The number of adults preferring to eat organic food has fallen by almost a third in early 2022 particularly among younger generations and women, and the number of all adults preferring not to buy food that has been genetically modified has dropped by almost 40%,
These are just some of the arresting stats from the new IPA TouchPoints 2022 data set, released today (28 June 2022) and carried out between January-March 2022, on a nationally representative sample of c3,000 GB adults (aged 15+).
While the full IPA TouchPoints 2022 data set measures a range of daily lifestyle choices and media habits of the Great British public, looking specifically at the data related to cost of living and food purchasing decision-making, there is clear indication of a strong correlation between consumers’ squeezed budgets and their less healthy food choices.
The number of all adults that say they are coping on their current income has fallen 5.5% from pre-lockdown 2020 to the first quarter of this year, from 67.4% to 63.7%. This drop is more marked for women, down by -7.8 vs down -3.1% for men (61.6% vs 66.0% respectively). The percentage drop of -9.5% in those saying they are coping on their current income is also far higher for the younger generation aged 15-34 (51.7%) and the 35-54s recording a -7.4% drop (59.7%).
Over a quarter of adults and 40% of the younger generation say they feel their level of debt will increase in the next few years, with this figure rising by over 50% for 35-54 year olds since pre-lockdown 2020.
The number of adults who are increasingly aware of the price of goods and services has also increased, by 8.7% between pre-lockdown 2020 and the beginning of this year (78.0% vs 84.8%).
The number of all adults stating that they prefer to eat organic food has fallen by almost a third between pre-lockdown 2020 to the first few months of 2022, falling -27.8% from 15.1% to 10.9%. This drop is highest among the younger generation (15-34) where it has fallen by -37.5% from 16% to 10%, and for women where it has fallen -32.1% (at 11.2%) vs men where the fall is -22.5% (measuring 10.7%).
Belinda Beeftink, Research Director, IPA, said: “While the IPA TouchPoints data set can provide in-depth stats on a range of consumers’ daily habits and media usage, we felt that with the cost of living weighing increasingly heavily on people’s minds and lives, it would be insightful to look at this area in more detail and the knock-on this may have on other areas of life.
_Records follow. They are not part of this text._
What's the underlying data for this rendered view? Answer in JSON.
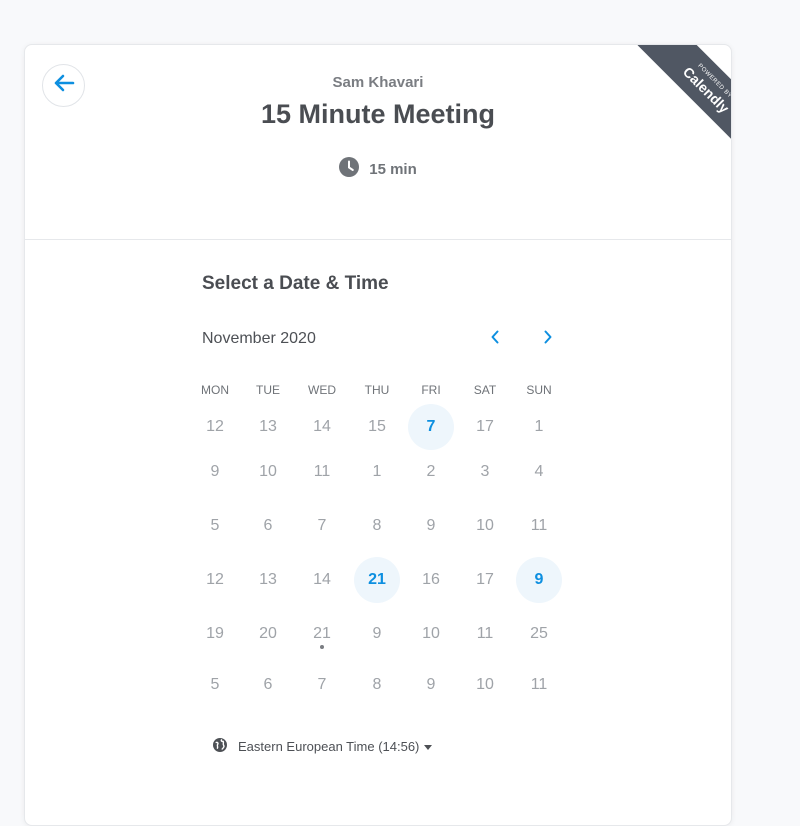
{
  "event": {
    "host": "Sam Khavari",
    "title": "15 Minute Meeting",
    "duration": "15 min"
  },
  "branding": {
    "powered_by": "POWERED BY",
    "brand": "Calendly"
  },
  "picker": {
    "title": "Select a Date & Time",
    "month": "November 2020",
    "weekdays": [
      "MON",
      "TUE",
      "WED",
      "THU",
      "FRI",
      "SAT",
      "SUN"
    ],
    "weeks": [
      [
        "12",
        "13",
        "14",
        "15",
        "7",
        "17",
        "1"
      ],
      [
        "9",
        "10",
        "11",
        "1",
        "2",
        "3",
        "4"
      ],
      [
        "5",
        "6",
        "7",
        "8",
        "9",
        "10",
        "11"
      ],
      [
        "12",
        "13",
        "14",
        "21",
        "16",
        "17",
        "9"
      ],
      [
        "19",
        "20",
        "21",
        "9",
        "10",
        "11",
        "25"
      ],
      [
        "5",
        "6",
        "7",
        "8",
        "9",
        "10",
        "11"
      ]
    ],
    "available": [
      "0-4",
      "3-3",
      "3-6"
    ],
    "today": "4-2"
  },
  "timezone": {
    "label": "Eastern European Time (14:56)"
  },
  "colors": {
    "accent": "#0d8fe0",
    "available_bg": "#eef6fc",
    "ribbon": "#505763"
  },
  "icons": {
    "back": "arrow-left-icon",
    "duration": "clock-icon",
    "prev": "chevron-left-icon",
    "next": "chevron-right-icon",
    "timezone": "globe-icon",
    "dropdown": "caret-down-icon"
  }
}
What these new findings appear to show us is that even at the start of the year, with finances tightening, people are having to buy what they can afford rather than having the luxury of choice.”
Find out more about TouchPoints here.